Contradicting Motivations in Civic Tech Software Development: Analysis of a Grassroots Project

Figure: Civic tech software design activity system Figure: Civic tech software design activity system, as modeled with activity theory

Volunteers can create change in their community or globally, but steering volunteer technology projects can be a challenge. In this case study, we set out to find out which kind of friction might occur during civic tech projects and in which project stages this might occur.

We applied Engeström’s expanded activity theory as a theoretical lens to analyze motivations, how they relate to for example group goals or development tool supported processes, and what contradictions emerge. Participants agreed on big picture motivations, such as learning new skills or improving the community. The main contradictions occurred inside activity systems on details of implementation, instead of big picture motivations. Two most significant contradictions involved planning, and converging on design and technical approaches.
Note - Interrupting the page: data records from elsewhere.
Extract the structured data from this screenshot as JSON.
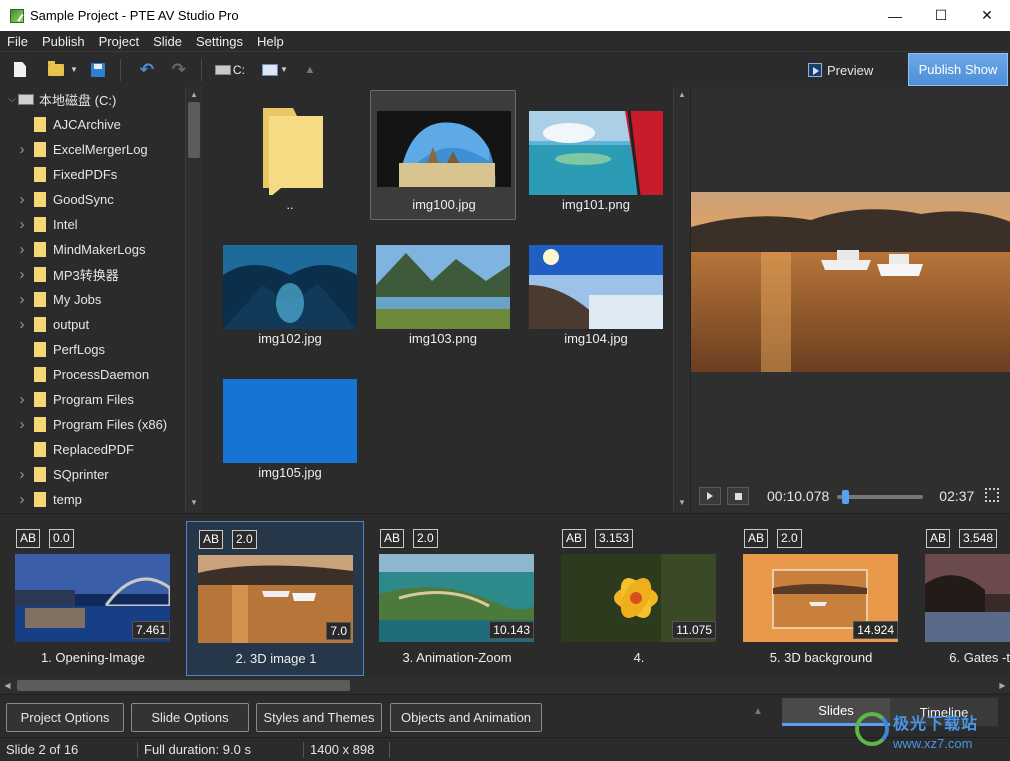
{
  "window": {
    "title": "Sample Project - PTE AV Studio Pro",
    "controls": [
      "—",
      "☐",
      "✕"
    ]
  },
  "menu": [
    "File",
    "Publish",
    "Project",
    "Slide",
    "Settings",
    "Help"
  ],
  "toolbar": {
    "drive_label": "C:",
    "preview_label": "Preview",
    "publish_label": "Publish Show"
  },
  "tree": {
    "root": "本地磁盘 (C:)",
    "items": [
      {
        "label": "AJCArchive",
        "expandable": false
      },
      {
        "label": "ExcelMergerLog",
        "expandable": true
      },
      {
        "label": "FixedPDFs",
        "expandable": false
      },
      {
        "label": "GoodSync",
        "expandable": true
      },
      {
        "label": "Intel",
        "expandable": true
      },
      {
        "label": "MindMakerLogs",
        "expandable": true
      },
      {
        "label": "MP3转换器",
        "expandable": true
      },
      {
        "label": "My Jobs",
        "expandable": true
      },
      {
        "label": "output",
        "expandable": true
      },
      {
        "label": "PerfLogs",
        "expandable": false
      },
      {
        "label": "ProcessDaemon",
        "expandable": false
      },
      {
        "label": "Program Files",
        "expandable": true
      },
      {
        "label": "Program Files (x86)",
        "expandable": true
      },
      {
        "label": "ReplacedPDF",
        "expandable": false
      },
      {
        "label": "SQprinter",
        "expandable": true
      },
      {
        "label": "temp",
        "expandable": true
      }
    ]
  },
  "files": [
    {
      "name": "..",
      "kind": "folder",
      "selected": false
    },
    {
      "name": "img100.jpg",
      "kind": "image",
      "selected": true
    },
    {
      "name": "img101.png",
      "kind": "image",
      "selected": false
    },
    {
      "name": "img102.jpg",
      "kind": "image",
      "selected": false
    },
    {
      "name": "img103.png",
      "kind": "image",
      "selected": false
    },
    {
      "name": "img104.jpg",
      "kind": "image",
      "selected": false
    },
    {
      "name": "img105.jpg",
      "kind": "image",
      "selected": false
    }
  ],
  "preview": {
    "current_time": "00:10.078",
    "total_time": "02:37",
    "progress": 0.06
  },
  "slides": [
    {
      "ab": "AB",
      "transition": "0.0",
      "duration": "7.461",
      "name": "1. Opening-Image",
      "selected": false
    },
    {
      "ab": "AB",
      "transition": "2.0",
      "duration": "7.0",
      "name": "2. 3D image 1",
      "selected": true
    },
    {
      "ab": "AB",
      "transition": "2.0",
      "duration": "10.143",
      "name": "3. Animation-Zoom",
      "selected": false
    },
    {
      "ab": "AB",
      "transition": "3.153",
      "duration": "11.075",
      "name": "4.",
      "selected": false
    },
    {
      "ab": "AB",
      "transition": "2.0",
      "duration": "14.924",
      "name": "5. 3D background",
      "selected": false
    },
    {
      "ab": "AB",
      "transition": "3.548",
      "duration": "",
      "name": "6. Gates -t",
      "selected": false
    }
  ],
  "bottom_buttons": [
    "Project Options",
    "Slide Options",
    "Styles and Themes",
    "Objects and Animation"
  ],
  "view_tabs": {
    "slides": "Slides",
    "timeline": "Timeline"
  },
  "status": {
    "slide": "Slide 2 of 16",
    "duration": "Full duration: 9.0 s",
    "resolution": "1400 x 898"
  },
  "watermark": {
    "text": "极光下载站",
    "url": "www.xz7.com"
  },
  "colors": {
    "accent": "#4f8fd6",
    "background": "#2b2b2b",
    "selection": "#26374a"
  }
}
These findings demonstrate the value of examining civic tech development processes as evolving activity systems.

Initial Recommendations
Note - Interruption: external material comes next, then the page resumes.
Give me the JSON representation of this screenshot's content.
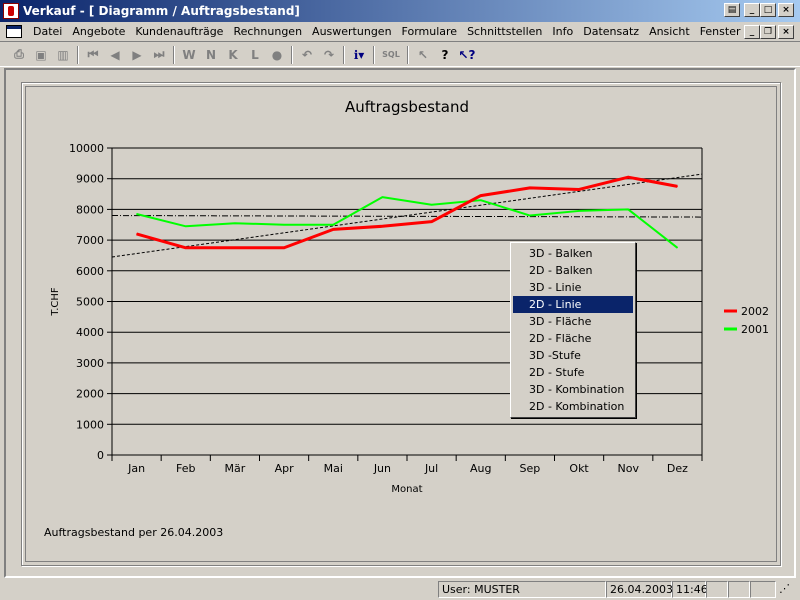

Our recommendations for practice are what perhaps professionals in established volunteering and non-government organisations already know: Have skilled and committed facilitators that can keep volunteers pointed in the same direction and sustain participant engagement. Based on our case study, it appears that it is essential to have: efficient communicators, shared task management tools, and a compromise on technologies that most participants can commit to. Finding an acceptable lowest common technology denominator is important, since participant skill levels in civic tech can vary.

Read More

An open access version of the paper is available in arXiv.


Knutas, A., Siemon, D., Tylosky, N., & Maccani, G. (2023). Contradicting Motivations in Civic Tech Software Development: Analysis of a Grassroots Project. In Proceedings of the 45st International Conference on Software Engineering. (Preprint from arXiv)